SUPPLIED RECORDS
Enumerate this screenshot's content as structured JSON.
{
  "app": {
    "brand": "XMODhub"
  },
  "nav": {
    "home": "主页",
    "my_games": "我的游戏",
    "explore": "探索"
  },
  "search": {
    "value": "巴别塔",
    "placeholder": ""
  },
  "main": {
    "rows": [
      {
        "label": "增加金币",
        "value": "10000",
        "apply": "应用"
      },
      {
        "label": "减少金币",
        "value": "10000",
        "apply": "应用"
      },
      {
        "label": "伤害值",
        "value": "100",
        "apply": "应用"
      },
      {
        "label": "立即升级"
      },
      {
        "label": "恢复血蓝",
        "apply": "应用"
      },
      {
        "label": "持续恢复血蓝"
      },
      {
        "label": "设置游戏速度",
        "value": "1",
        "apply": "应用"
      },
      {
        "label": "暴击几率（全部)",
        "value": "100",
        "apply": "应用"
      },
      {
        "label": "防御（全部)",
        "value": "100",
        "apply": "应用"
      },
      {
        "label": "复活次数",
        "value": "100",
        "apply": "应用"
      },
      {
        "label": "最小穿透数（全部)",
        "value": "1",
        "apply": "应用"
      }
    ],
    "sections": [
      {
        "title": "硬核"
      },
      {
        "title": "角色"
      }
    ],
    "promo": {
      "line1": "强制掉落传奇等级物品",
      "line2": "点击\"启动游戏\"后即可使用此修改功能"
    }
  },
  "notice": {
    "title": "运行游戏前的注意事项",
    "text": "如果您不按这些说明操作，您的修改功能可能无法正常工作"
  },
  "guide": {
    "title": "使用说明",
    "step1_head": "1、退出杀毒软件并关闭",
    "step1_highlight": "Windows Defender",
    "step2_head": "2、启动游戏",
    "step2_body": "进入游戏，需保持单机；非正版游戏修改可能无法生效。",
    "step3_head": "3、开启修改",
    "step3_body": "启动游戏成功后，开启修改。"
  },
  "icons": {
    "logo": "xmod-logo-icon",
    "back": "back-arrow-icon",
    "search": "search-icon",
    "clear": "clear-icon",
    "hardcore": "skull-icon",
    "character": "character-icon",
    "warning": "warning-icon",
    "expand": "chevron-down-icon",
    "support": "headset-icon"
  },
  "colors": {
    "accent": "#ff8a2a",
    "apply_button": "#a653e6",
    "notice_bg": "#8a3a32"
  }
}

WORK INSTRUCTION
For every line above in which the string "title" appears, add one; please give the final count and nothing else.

PROBLEM SOLUTION
4